Our objectives are to obtain reasonable assurance about whether the financial statements as a whole are free from material misstatement, whether due to fraud or error, and to issue an auditor’s report that includes our opinion. Reasonable assurance is a high level of assurance, but not absolute assurance, and therefore is not a guarantee that an audit conducted in accordance with Generally Accepted Auditing Standards (GAAS) will always detect a material misstatement when it exists. The risk of not detecting a material misstatement resulting from fraud is higher than for one resulting from error, as fraud may involve collusion, forgery, intentional omissions, misrepresentations, or the override of internal control. Misstatements are considered material if, individually or in the aggregate, they could reasonably be expected to influence the economic decisions of users made on the basis of these financial statements.
In performing an audit in accordance with GAAS, we:
- Exercise professional judgment and maintain professional skepticism throughout the audit.
- Identify and assess the risks of material misstatement of the financial statements, whether due to fraud or error, and design and perform audit procedures responsive to those risks. Such procedures include examining, on a test basis, evidence regarding the amounts and disclosures in the financial statements.
- Obtain an understanding of internal control relevant to the audit in order to design audit procedures that are appropriate in the circumstances, but not for the purpose of expressing an opinion on the effectiveness of ABC Company’s internal control. Accordingly, no such opinion is expressed. (In circumstances in which the auditor also has a responsibility to express an opinion on the effectiveness of internal control in conjunction with the audit of the financial statements, omit the following: “but not for the purpose of expressing an opinion on the effectiveness of ABC Company’s internal control. Accordingly, no such opinion is expressed.)”
- Evaluate the appropriateness of accounting policies used and the reasonableness of significant accounting estimates made by management, as well as evaluate the overall presentation of the financial statements.
- Conclude whether, in our judgment, there are conditions or events, considered in the aggregate, that raise substantial doubt about ABC Company’s ability to continue as a going concern for a reasonable period of time.
We are required to communicate with those charged with governance regarding, among other matters, the planned scope and timing of the audit, significant audit findings, and certain internal control—related matters that we identified during the audit.
[Signature of the auditor’s firm]
[City and state where the auditor’s report is issued]
[Date of the auditor’s report]
Since 1974, our trusted advisors have partnered with nonprofit organizations to navigate every step of the financial journey.
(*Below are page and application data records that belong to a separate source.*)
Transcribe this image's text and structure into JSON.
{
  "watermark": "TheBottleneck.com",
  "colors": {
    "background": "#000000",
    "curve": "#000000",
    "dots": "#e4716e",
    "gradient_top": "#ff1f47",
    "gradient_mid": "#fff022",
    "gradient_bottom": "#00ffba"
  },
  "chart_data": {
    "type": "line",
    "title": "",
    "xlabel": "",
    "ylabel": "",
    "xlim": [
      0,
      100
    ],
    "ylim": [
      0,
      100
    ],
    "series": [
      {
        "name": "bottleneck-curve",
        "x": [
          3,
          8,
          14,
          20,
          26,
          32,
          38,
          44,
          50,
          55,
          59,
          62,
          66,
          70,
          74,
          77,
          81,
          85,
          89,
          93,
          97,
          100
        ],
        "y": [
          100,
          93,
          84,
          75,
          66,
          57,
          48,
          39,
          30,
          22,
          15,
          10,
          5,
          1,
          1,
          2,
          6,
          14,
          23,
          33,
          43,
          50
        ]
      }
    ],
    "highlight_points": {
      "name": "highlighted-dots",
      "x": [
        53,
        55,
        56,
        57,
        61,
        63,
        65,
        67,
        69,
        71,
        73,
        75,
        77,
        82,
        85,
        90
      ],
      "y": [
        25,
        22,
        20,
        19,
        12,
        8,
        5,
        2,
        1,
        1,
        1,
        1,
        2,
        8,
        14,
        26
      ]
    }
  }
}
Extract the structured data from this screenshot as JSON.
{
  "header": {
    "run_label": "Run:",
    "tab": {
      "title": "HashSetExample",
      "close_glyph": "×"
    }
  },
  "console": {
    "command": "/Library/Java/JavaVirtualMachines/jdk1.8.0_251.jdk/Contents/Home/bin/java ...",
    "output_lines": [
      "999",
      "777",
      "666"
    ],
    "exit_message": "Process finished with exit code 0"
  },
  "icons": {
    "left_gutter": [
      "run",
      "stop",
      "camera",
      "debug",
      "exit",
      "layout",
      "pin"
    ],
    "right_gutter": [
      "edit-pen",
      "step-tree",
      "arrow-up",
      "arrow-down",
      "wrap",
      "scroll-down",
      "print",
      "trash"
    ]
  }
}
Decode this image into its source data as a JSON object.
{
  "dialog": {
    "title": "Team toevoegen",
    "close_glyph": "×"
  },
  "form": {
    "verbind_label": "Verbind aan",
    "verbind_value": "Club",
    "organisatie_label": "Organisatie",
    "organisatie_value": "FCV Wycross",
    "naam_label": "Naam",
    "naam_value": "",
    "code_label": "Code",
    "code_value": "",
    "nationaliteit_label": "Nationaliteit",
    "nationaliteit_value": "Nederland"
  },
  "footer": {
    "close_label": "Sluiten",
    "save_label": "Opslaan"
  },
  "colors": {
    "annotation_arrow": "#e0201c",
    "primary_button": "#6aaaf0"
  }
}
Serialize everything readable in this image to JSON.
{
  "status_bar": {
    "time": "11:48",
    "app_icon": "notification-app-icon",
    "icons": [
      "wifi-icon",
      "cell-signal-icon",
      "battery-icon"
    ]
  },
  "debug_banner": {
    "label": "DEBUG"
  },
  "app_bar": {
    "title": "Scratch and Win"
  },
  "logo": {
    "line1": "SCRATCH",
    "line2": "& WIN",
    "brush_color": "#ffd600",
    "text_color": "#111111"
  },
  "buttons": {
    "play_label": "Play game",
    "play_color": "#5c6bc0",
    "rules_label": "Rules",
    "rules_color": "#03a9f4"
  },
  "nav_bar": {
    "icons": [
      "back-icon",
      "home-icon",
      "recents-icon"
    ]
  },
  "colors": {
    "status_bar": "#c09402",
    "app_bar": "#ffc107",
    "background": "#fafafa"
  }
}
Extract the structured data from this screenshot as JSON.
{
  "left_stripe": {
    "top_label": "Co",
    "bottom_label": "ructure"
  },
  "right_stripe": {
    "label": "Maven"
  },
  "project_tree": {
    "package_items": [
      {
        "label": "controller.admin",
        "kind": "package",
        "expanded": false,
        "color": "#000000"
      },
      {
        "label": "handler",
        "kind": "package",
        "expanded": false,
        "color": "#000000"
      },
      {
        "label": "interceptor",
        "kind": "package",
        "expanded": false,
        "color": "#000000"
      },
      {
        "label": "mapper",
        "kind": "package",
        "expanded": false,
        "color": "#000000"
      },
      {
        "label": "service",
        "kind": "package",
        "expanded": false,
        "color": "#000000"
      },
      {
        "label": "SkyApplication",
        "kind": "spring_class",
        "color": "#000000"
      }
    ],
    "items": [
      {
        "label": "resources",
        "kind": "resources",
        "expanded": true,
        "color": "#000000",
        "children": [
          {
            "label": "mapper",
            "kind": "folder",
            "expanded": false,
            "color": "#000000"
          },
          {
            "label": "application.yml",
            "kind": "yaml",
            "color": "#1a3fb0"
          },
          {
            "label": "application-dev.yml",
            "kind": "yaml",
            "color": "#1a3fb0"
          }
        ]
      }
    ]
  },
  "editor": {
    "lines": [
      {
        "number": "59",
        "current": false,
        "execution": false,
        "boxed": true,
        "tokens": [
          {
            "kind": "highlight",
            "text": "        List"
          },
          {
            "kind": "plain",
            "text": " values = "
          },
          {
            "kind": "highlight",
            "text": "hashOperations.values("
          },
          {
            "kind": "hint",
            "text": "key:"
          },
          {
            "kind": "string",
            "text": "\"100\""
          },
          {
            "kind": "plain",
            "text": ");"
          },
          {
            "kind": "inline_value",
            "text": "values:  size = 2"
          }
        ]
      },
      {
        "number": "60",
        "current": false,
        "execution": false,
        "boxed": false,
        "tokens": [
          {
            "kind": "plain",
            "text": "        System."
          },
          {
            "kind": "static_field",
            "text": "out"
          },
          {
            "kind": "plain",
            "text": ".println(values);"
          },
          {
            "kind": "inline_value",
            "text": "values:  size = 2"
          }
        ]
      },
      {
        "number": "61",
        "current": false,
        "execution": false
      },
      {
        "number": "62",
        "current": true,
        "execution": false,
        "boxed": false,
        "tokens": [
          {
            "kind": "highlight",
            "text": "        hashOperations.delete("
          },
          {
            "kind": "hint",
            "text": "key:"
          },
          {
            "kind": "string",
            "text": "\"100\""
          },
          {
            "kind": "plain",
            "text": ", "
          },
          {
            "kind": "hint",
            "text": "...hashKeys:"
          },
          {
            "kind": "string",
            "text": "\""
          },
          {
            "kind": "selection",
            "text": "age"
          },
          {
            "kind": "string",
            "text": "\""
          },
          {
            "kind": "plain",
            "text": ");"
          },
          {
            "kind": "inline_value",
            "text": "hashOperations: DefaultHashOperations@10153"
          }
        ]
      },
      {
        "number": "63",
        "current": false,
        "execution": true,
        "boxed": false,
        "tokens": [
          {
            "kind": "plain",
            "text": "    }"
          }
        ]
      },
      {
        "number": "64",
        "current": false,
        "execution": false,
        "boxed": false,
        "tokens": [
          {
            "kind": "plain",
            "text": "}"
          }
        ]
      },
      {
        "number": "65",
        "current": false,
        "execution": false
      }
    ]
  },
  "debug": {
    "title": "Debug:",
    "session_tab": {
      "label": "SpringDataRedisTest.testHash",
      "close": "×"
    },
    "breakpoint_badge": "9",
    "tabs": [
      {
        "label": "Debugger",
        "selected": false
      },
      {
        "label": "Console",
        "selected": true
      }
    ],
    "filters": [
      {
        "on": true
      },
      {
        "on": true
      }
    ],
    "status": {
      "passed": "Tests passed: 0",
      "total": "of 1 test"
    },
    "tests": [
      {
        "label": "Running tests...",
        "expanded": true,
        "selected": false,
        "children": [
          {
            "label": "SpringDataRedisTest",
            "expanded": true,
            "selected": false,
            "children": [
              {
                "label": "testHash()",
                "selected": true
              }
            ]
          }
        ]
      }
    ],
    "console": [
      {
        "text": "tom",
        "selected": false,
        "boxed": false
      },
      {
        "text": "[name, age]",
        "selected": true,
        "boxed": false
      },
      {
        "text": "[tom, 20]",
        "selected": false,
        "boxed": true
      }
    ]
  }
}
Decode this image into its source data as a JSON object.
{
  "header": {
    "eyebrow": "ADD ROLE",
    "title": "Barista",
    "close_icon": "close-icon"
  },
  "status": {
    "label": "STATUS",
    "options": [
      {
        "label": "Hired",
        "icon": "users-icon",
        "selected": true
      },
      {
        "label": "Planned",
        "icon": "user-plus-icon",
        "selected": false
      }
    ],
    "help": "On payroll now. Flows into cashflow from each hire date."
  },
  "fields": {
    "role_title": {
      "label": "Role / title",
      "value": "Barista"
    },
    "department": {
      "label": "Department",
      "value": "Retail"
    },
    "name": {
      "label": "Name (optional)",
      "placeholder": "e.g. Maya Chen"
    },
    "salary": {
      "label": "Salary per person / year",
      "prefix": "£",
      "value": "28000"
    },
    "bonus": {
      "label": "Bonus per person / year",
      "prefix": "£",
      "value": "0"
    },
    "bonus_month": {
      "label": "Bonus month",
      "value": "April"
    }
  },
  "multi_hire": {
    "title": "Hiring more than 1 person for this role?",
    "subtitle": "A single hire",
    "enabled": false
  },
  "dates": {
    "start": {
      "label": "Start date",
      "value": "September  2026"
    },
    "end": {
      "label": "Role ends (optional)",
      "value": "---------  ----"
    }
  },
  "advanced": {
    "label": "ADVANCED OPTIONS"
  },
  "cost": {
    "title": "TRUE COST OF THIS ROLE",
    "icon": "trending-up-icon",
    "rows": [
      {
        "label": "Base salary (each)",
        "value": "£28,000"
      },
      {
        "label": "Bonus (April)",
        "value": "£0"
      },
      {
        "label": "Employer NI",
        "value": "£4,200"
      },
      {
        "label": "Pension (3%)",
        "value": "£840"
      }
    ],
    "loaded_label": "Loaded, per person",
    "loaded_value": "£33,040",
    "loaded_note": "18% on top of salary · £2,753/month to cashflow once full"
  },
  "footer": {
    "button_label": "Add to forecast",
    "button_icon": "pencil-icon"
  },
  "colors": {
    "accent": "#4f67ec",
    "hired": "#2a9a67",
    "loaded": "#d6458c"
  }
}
At Dugan & Lopatka, our CPAs and consultants are always on the cutting edge of changes in the nonprofit sector. We understand the challenges you face—the special accounting, auditing and reporting requirements of your organization—and we use our deep expertise to deliver exceptional service tailored to your needs.